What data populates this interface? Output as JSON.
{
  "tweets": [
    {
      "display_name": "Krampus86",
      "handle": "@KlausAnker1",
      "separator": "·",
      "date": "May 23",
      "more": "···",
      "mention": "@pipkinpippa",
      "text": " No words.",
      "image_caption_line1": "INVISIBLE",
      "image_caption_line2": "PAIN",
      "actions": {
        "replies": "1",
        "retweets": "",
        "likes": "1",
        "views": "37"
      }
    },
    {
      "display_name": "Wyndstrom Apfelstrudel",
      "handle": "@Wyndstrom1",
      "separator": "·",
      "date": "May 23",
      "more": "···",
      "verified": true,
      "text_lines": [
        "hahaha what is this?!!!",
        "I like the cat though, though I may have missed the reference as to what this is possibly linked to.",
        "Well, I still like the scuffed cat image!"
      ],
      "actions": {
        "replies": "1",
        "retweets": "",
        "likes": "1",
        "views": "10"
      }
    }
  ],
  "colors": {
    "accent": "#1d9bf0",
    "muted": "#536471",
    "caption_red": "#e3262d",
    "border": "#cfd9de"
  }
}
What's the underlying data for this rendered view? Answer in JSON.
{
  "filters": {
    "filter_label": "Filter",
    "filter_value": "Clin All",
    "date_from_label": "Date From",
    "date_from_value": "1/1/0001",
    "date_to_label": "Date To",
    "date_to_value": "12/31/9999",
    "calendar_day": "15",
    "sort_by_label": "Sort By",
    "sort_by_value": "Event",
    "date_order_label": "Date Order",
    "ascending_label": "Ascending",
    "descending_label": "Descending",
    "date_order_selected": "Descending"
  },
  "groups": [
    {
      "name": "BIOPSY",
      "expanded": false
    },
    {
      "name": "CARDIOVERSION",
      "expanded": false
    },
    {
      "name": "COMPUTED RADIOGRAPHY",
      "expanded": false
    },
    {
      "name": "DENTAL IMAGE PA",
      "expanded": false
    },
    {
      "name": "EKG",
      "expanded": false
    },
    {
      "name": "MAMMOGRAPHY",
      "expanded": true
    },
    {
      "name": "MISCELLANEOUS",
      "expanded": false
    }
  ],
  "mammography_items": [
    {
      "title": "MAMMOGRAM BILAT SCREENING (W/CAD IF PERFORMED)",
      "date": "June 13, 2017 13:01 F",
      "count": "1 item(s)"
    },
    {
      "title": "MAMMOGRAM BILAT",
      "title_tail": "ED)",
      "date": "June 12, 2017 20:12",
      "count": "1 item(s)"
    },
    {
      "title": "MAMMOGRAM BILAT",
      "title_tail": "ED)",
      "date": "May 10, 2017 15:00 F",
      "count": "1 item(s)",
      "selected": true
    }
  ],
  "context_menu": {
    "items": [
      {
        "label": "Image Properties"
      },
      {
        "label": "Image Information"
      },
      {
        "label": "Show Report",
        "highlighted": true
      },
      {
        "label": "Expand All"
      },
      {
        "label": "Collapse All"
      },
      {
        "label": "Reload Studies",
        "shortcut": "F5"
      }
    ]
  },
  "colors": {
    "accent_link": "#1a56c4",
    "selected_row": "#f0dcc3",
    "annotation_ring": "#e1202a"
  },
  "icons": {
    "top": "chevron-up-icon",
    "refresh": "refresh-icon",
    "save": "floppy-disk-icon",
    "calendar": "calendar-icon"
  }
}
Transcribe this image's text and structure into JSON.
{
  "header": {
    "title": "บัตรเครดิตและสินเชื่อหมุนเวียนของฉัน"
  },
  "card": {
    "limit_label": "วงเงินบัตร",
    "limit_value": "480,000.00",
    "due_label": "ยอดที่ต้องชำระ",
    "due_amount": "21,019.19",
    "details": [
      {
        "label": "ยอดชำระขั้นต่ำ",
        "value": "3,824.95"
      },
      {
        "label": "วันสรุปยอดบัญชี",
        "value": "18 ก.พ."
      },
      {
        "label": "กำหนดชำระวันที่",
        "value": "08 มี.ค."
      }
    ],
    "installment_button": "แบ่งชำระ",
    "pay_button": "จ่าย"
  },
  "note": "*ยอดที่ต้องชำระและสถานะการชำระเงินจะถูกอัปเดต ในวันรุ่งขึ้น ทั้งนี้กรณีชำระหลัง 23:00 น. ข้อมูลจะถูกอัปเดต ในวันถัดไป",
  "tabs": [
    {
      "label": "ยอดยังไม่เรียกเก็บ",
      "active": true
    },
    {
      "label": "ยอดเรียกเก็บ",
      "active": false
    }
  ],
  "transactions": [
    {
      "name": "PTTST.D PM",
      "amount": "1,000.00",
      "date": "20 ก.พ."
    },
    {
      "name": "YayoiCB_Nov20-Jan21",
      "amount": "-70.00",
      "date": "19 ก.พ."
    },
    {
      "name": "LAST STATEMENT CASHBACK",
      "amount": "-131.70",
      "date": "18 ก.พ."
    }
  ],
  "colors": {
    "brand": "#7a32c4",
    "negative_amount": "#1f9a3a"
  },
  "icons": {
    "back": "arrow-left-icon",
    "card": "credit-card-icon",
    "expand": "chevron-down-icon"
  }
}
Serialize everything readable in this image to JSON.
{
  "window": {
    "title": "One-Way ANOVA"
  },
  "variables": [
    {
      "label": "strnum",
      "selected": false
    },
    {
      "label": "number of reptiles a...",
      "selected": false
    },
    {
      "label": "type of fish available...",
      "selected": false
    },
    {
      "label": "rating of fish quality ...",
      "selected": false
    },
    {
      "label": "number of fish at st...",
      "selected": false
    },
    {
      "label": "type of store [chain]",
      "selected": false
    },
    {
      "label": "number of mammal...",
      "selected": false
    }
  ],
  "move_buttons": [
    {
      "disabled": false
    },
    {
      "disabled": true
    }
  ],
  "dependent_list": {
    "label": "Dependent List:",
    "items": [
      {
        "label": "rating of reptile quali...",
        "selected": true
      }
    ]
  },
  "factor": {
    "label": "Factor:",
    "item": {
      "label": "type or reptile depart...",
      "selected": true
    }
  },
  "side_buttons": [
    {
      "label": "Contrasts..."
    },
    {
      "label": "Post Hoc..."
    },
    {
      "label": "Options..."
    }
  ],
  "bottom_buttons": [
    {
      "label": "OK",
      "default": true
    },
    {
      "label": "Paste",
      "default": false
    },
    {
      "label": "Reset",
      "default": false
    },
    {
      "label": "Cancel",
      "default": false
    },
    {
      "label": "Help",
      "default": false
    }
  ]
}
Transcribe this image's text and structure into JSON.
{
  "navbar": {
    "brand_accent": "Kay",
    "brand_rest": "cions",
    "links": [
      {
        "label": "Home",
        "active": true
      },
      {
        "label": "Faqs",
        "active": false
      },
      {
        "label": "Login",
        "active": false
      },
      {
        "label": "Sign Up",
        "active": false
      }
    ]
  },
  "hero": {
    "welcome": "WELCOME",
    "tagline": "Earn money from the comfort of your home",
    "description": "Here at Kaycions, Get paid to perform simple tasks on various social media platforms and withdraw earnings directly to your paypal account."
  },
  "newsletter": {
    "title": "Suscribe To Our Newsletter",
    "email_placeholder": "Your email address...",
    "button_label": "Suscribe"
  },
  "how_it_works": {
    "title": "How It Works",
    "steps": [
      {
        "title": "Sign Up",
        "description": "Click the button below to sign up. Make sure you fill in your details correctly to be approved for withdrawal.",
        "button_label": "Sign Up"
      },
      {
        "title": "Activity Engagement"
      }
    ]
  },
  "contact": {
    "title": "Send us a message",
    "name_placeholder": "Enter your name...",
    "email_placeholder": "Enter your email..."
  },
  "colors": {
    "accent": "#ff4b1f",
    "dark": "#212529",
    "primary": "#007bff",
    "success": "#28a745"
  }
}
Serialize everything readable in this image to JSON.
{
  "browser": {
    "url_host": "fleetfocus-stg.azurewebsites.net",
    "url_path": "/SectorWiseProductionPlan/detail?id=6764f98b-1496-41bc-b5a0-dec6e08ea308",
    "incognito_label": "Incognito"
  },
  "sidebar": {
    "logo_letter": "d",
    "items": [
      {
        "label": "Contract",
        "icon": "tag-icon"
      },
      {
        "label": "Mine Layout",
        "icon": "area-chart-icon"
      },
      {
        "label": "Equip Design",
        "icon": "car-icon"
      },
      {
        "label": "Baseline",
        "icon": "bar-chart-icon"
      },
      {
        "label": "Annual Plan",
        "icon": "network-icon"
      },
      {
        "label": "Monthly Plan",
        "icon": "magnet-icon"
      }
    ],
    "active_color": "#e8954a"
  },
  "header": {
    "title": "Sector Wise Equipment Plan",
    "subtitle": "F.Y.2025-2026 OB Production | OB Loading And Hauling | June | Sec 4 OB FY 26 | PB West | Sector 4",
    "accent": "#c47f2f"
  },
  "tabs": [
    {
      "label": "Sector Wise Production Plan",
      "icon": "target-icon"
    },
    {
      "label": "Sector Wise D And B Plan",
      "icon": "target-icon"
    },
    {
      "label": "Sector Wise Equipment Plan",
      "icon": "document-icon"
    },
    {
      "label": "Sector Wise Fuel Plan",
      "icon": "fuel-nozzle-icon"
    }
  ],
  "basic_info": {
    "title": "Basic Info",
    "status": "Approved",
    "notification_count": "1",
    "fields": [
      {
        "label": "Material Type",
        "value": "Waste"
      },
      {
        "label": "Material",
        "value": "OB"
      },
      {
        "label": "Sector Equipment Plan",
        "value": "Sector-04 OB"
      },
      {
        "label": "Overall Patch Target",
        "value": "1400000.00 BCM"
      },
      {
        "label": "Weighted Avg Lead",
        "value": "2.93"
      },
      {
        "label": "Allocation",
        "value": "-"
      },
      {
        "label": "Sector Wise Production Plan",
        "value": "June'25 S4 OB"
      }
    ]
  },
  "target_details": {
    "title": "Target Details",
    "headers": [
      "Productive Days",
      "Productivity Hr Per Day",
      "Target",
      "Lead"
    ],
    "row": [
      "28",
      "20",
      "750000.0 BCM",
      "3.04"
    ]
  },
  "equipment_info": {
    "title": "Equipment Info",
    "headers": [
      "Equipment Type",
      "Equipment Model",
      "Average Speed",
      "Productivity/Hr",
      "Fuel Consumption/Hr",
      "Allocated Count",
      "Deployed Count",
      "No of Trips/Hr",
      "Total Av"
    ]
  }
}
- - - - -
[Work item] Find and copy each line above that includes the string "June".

[Solution to this problem]
      "date": "June 13, 2017 13:01 F",
      "date": "June 12, 2017 20:12",
    "subtitle": "F.Y.2025-2026 OB Production | OB Loading And Hauling | June | Sec 4 OB FY 26 | PB West | Sector 4",
        "value": "June'25 S4 OB"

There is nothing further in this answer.